Tiger deaths: Govt to start round-the-clock electronic surveillance
Worried over increasing tiger deaths each year and many due to poaching and poisoning, India plans to start round-the-clock electronic surveillance of some of the tiger habitats using high definition cameras.
New Delhi: Worried over increasing tiger deaths each year and many due to poaching and poisoning, India plans to start round-the-clock electronic surveillance of some of the tiger habitats using high definition cameras.
After the satisfactory results of a pilot study in the Kalagarh range of the Corbett National Park, the National Tiger Conservation Authority (NTCA) has decided to expand e-surveillance to Assam's Kaziranga Natonal Park, Madhya Pradesh's Ratapani Wildlife Sanctuary and the Ramnagar division surrounding Corbett.
Under the project, high resolution thermal and infrared cameras mounted on towers will capture image of objects weighing more than 20 kg in a range of 3-5 km and generate alerts if they cross the boundary.

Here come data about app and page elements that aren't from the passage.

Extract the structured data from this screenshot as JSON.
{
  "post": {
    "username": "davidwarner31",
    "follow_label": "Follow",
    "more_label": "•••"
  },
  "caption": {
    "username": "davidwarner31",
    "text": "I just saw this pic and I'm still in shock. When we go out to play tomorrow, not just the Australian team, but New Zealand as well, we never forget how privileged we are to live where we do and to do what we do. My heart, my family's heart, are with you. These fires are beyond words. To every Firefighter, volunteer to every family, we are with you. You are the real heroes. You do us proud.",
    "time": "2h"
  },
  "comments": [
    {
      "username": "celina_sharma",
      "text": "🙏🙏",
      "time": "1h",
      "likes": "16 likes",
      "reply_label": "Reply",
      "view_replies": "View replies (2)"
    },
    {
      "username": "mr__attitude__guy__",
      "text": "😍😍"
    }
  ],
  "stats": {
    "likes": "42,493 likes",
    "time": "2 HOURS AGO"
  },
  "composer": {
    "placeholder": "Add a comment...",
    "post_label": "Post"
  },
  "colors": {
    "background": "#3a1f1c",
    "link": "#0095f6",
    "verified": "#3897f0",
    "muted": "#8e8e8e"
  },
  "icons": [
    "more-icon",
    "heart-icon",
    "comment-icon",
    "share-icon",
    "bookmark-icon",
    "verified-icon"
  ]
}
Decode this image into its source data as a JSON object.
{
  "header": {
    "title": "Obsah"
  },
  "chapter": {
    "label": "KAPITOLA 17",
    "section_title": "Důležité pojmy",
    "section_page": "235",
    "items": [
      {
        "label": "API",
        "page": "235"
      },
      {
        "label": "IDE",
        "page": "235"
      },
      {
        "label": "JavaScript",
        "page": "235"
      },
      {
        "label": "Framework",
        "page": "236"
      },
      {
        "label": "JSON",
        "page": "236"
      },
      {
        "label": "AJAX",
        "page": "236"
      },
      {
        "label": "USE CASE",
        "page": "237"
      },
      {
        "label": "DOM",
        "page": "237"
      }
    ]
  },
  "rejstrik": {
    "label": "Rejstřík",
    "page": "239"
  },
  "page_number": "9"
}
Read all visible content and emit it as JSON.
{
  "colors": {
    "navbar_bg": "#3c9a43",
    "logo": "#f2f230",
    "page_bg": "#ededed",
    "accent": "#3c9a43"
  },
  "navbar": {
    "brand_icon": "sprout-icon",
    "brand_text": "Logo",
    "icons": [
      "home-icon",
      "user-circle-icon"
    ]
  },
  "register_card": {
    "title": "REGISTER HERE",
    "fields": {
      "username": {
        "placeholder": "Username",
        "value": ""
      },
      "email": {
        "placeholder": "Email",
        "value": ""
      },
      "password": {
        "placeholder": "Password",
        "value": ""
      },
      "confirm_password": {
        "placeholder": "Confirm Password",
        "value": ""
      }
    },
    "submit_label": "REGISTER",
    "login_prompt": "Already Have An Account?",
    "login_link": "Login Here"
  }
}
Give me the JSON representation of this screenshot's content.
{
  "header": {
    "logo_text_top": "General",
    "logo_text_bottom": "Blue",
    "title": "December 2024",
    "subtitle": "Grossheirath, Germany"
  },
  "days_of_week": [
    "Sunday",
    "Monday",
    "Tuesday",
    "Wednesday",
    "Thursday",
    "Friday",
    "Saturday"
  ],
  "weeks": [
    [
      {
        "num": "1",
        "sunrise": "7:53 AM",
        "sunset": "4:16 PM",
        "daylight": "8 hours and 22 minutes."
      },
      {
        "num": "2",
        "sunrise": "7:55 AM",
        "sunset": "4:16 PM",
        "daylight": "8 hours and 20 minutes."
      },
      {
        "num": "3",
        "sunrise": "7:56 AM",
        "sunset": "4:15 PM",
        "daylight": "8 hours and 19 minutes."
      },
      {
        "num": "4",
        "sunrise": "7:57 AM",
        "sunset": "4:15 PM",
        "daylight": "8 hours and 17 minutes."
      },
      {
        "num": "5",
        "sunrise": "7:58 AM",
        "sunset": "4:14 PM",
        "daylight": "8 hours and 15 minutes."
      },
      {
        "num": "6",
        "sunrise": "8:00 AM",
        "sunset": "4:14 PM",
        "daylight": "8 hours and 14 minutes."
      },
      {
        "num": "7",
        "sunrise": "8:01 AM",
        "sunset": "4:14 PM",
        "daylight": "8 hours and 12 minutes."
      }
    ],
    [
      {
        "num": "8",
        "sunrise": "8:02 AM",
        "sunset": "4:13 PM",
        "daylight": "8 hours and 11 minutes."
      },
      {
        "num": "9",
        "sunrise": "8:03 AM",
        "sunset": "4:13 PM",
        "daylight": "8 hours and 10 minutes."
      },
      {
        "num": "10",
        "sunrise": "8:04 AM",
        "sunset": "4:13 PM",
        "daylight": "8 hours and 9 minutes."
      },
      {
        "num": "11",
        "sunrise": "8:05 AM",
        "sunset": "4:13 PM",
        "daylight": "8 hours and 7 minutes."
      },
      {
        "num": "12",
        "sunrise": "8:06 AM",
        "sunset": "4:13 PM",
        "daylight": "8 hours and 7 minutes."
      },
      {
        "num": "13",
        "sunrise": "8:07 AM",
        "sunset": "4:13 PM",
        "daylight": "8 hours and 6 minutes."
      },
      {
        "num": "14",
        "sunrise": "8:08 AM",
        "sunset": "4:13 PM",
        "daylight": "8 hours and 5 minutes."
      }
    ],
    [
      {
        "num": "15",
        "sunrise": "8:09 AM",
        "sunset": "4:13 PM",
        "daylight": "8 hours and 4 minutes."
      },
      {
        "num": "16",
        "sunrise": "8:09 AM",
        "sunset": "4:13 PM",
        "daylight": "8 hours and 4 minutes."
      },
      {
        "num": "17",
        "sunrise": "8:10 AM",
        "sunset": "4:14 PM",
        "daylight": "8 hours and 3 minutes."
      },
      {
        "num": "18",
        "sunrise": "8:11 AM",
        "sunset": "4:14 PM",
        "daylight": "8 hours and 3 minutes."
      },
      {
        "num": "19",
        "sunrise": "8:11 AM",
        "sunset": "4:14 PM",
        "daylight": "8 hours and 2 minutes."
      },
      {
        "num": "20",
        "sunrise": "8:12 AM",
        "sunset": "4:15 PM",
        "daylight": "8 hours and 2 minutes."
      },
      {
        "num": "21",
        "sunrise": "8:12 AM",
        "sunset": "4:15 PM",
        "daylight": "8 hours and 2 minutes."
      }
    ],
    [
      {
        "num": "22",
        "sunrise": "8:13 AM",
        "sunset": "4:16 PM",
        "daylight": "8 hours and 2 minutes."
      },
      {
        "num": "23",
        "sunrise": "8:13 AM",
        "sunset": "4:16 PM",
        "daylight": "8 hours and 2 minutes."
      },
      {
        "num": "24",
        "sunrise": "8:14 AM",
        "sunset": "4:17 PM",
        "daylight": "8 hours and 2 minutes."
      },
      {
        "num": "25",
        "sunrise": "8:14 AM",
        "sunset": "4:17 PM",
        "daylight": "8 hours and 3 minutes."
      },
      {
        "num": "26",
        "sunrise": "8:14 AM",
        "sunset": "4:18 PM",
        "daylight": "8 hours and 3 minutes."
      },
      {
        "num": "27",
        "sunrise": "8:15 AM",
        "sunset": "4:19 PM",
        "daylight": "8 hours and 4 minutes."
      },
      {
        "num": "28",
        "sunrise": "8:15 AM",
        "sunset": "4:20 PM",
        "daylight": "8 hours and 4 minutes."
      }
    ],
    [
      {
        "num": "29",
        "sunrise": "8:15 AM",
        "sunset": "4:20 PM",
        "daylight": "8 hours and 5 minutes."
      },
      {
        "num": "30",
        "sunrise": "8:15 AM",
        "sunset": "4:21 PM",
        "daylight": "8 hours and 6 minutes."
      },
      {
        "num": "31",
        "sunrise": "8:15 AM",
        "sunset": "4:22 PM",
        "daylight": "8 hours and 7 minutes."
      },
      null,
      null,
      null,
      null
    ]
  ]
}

"The use of technology is one way to ensure safety of tigers. We are in the process of improving technology and monitoring methodology in tiger habitats. We are planning to get more tiger habitats under electronic surveillance," a senior environment ministry official told IANS.
"Electronic surveillance helps in two ways by keeping an eye on unauthorised people entering into the tiger habitat areas and tigers straying into human habitat," he said.
2012 saw the highest tiger mortality in the past one decade with 88 deaths and an alarming 53 falling prey to poachers. The most tiger deaths were reported from Maharashtra and Karnataka.
The figure is far ahead of 56 tiger deaths in 2011, 53 in 2010 and 66 in 2009.
This year 46 tigers have died till July 15 and body parts of two have been recovered. Again, Karnataka with 12 deaths is ahead followed by eight each in Maharashtra and Uttarakhand.
According to officials, many tigers are poisoned by local people residing near their habitats for the big cats stray into human habitat and attack them and lift animals for prey.
"If we have the information beforehand of a tiger spotted near human habitat, we can send a rescue team to tranquilize the animal," the official added.
The pilot project 'electronic eye' was started in Corbett last year to test the efficacy of these cameras. And after the satisfying results, the decision to use technology in other areas was taken, the official said.
The surveillance in Corbett was carried out by a Pune-based company, Binomial Solutions Private Limited, set up by a group of young engineers and management graduates.
"We submit to authorities monthly details of infiltration by animal and man into the surveillance zone. It is a fool-proof anti-poaching system that gathers information, does processing, filtering and then sends alerts," company CEO Ravikant Singh told IANS.
Tiger activists hail the process but say it has to be managed properly to deliver full benefits.
"A similar effort was made in 2010 in the Bandhavgarh National Park (in Madhya Pradesh), where CCTV cameras were installed but at present none of them is functional. So how the project works on a long term basis is more important," said Ajay Dubey, secretary of Prayatna, an environmental action group.
Tiger conservation in India began in 1973 with the launch of Project Tiger by the central government. Considering the urgency of the situation, Project Tiger was converted into NTCA, a statutory authority, in 2006 with more power and separate funding.
The main achievements of Project Tiger are excellent recovery of the habitat and consequent increase in the tiger population in the reserve areas, from a mere 268 in nine reserves in 1972 to 1,706 in 43 reserves in 2012.
Nature can truly take your breath away and these images prove it. Below are some of the winners of the Nature Photographer of the Year (NPOTY) contest, which celebrates the 'joy of nature's beauty'.
Indian Forest Service (IFS) officer Susanta Nanda took to social media to share the video of the elephants struggling to get out of the canal.
Animal-dispersed plants’ abilities to adapt to climate change reduced by 60 percent due to a loss of biodiversity